• GOAL OF THE EXERCISE: Would you write out the entries below, every one of them, exactly?

• EXERCISE INPUT:

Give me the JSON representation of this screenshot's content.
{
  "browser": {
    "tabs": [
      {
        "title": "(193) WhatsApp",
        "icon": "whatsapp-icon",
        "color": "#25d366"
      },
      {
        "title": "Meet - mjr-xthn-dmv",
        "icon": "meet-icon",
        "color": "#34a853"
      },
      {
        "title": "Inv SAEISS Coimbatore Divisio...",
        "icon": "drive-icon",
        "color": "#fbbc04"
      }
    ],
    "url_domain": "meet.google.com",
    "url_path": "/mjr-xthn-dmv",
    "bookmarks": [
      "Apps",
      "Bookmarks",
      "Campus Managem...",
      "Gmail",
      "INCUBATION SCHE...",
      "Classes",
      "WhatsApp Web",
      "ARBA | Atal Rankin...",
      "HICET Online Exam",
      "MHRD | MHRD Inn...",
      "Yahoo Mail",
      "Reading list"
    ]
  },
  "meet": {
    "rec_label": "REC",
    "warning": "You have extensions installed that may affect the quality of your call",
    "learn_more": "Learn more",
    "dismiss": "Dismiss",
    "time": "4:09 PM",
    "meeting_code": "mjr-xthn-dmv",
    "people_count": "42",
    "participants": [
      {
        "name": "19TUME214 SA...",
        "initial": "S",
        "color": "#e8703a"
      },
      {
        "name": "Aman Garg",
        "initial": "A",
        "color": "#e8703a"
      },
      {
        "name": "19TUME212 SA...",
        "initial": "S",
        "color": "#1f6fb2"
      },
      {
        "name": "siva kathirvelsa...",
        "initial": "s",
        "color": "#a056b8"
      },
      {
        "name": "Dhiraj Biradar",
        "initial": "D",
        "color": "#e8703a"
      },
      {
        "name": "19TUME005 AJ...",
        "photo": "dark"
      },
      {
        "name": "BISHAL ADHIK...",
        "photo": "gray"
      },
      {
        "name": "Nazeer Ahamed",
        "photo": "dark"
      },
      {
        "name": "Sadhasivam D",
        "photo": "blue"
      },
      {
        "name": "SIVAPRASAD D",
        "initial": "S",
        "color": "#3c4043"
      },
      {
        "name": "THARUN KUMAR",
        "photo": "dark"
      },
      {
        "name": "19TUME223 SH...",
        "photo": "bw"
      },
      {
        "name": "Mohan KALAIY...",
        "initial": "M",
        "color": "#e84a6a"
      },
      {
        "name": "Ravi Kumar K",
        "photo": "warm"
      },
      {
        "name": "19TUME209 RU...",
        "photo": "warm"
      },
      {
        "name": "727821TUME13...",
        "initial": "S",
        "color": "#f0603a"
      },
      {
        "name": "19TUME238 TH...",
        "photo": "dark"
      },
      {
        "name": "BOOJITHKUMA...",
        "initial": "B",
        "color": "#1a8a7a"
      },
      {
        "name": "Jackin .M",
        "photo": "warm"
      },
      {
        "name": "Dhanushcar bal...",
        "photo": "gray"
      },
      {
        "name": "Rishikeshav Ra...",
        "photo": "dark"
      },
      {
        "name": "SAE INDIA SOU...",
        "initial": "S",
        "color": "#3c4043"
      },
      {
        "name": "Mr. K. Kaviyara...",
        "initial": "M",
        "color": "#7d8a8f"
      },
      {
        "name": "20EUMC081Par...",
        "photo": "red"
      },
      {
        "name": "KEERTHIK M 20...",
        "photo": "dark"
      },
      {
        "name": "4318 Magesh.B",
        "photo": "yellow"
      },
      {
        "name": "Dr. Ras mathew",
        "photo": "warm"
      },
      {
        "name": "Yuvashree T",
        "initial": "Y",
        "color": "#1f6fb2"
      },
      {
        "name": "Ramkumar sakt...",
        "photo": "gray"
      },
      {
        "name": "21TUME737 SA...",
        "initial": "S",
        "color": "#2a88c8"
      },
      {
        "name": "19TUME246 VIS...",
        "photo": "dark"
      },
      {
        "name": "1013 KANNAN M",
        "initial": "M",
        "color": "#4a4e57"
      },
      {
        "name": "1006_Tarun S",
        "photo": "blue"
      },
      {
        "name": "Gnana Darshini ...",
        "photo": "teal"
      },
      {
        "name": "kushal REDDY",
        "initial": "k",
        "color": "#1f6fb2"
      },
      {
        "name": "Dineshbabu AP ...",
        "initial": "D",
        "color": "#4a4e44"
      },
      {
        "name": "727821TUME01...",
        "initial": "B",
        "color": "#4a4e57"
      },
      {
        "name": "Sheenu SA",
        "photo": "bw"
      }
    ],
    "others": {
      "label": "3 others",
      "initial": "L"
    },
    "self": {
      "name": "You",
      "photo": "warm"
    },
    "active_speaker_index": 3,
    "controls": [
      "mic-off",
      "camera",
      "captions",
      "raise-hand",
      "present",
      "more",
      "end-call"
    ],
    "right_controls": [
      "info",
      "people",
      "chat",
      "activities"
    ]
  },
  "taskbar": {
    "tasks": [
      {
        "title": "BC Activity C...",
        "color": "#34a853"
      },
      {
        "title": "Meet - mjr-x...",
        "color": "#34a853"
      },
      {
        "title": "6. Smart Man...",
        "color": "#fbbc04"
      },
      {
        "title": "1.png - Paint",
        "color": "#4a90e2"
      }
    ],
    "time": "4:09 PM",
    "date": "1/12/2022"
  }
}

• EXERCISE SOLUTION:
Give me the JSON representation of this screenshot's content.
{
  "browser": {
    "tabs": [
      {
        "title": "(193) WhatsApp",
        "icon": "whatsapp-icon",
        "color": "#25d366"
      },
      {
        "title": "Meet - mjr-xthn-dmv",
        "icon": "meet-icon",
        "color": "#34a853"
      },
      {
        "title": "Inv SAEISS Coimbatore Divisio...",
        "icon": "drive-icon",
        "color": "#fbbc04"
      }
    ],
    "url_domain": "meet.google.com",
    "url_path": "/mjr-xthn-dmv",
    "bookmarks": [
      "Apps",
      "Bookmarks",
      "Campus Managem...",
      "Gmail",
      "INCUBATION SCHE...",
      "Classes",
      "WhatsApp Web",
      "ARBA | Atal Rankin...",
      "HICET Online Exam",
      "MHRD | MHRD Inn...",
      "Yahoo Mail",
      "Reading list"
    ]
  },
  "meet": {
    "rec_label": "REC",
    "warning": "You have extensions installed that may affect the quality of your call",
    "learn_more": "Learn more",
    "dismiss": "Dismiss",
    "time": "4:09 PM",
    "meeting_code": "mjr-xthn-dmv",
    "people_count": "42",
    "participants": [
      {
        "name": "19TUME214 SA...",
        "initial": "S",
        "color": "#e8703a"
      },
      {
        "name": "Aman Garg",
        "initial": "A",
        "color": "#e8703a"
      },
      {
        "name": "19TUME212 SA...",
        "initial": "S",
        "color": "#1f6fb2"
      },
      {
        "name": "siva kathirvelsa...",
        "initial": "s",
        "color": "#a056b8"
      },
      {
        "name": "Dhiraj Biradar",
        "initial": "D",
        "color": "#e8703a"
      },
      {
        "name": "19TUME005 AJ...",
        "photo": "dark"
      },
      {
        "name": "BISHAL ADHIK...",
        "photo": "gray"
      },
      {
        "name": "Nazeer Ahamed",
        "photo": "dark"
      },
      {
        "name": "Sadhasivam D",
        "photo": "blue"
      },
      {
        "name": "SIVAPRASAD D",
        "initial": "S",
        "color": "#3c4043"
      },
      {
        "name": "THARUN KUMAR",
        "photo": "dark"
      },
      {
        "name": "19TUME223 SH...",
        "photo": "bw"
      },
      {
        "name": "Mohan KALAIY...",
        "initial": "M",
        "color": "#e84a6a"
      },
      {
        "name": "Ravi Kumar K",
        "photo": "warm"
      },
      {
        "name": "19TUME209 RU...",
        "photo": "warm"
      },
      {
        "name": "727821TUME13...",
        "initial": "S",
        "color": "#f0603a"
      },
      {
        "name": "19TUME238 TH...",
        "photo": "dark"
      },
      {
        "name": "BOOJITHKUMA...",
        "initial": "B",
        "color": "#1a8a7a"
      },
      {
        "name": "Jackin .M",
        "photo": "warm"
      },
      {
        "name": "Dhanushcar bal...",
        "photo": "gray"
      },
      {
        "name": "Rishikeshav Ra...",
        "photo": "dark"
      },
      {
        "name": "SAE INDIA SOU...",
        "initial": "S",
        "color": "#3c4043"
      },
      {
        "name": "Mr. K. Kaviyara...",
        "initial": "M",
        "color": "#7d8a8f"
      },
      {
        "name": "20EUMC081Par...",
        "photo": "red"
      },
      {
        "name": "KEERTHIK M 20...",
        "photo": "dark"
      },
      {
        "name": "4318 Magesh.B",
        "photo": "yellow"
      },
      {
        "name": "Dr. Ras mathew",
        "photo": "warm"
      },
      {
        "name": "Yuvashree T",
        "initial": "Y",
        "color": "#1f6fb2"
      },
      {
        "name": "Ramkumar sakt...",
        "photo": "gray"
      },
      {
        "name": "21TUME737 SA...",
        "initial": "S",
        "color": "#2a88c8"
      },
      {
        "name": "19TUME246 VIS...",
        "photo": "dark"
      },
      {
        "name": "1013 KANNAN M",
        "initial": "M",
        "color": "#4a4e57"
      },
      {
        "name": "1006_Tarun S",
        "photo": "blue"
      },
      {
        "name": "Gnana Darshini ...",
        "photo": "teal"
      },
      {
        "name": "kushal REDDY",
        "initial": "k",
        "color": "#1f6fb2"
      },
      {
        "name": "Dineshbabu AP ...",
        "initial": "D",
        "color": "#4a4e44"
      },
      {
        "name": "727821TUME01...",
        "initial": "B",
        "color": "#4a4e57"
      },
      {
        "name": "Sheenu SA",
        "photo": "bw"
      }
    ],
    "others": {
      "label": "3 others",
      "initial": "L"
    },
    "self": {
      "name": "You",
      "photo": "warm"
    },
    "active_speaker_index": 3,
    "controls": [
      "mic-off",
      "camera",
      "captions",
      "raise-hand",
      "present",
      "more",
      "end-call"
    ],
    "right_controls": [
      "info",
      "people",
      "chat",
      "activities"
    ]
  },
  "taskbar": {
    "tasks": [
      {
        "title": "BC Activity C...",
        "color": "#34a853"
      },
      {
        "title": "Meet - mjr-x...",
        "color": "#34a853"
      },
      {
        "title": "6. Smart Man...",
        "color": "#fbbc04"
      },
      {
        "title": "1.png - Paint",
        "color": "#4a90e2"
      }
    ],
    "time": "4:09 PM",
    "date": "1/12/2022"
  }
}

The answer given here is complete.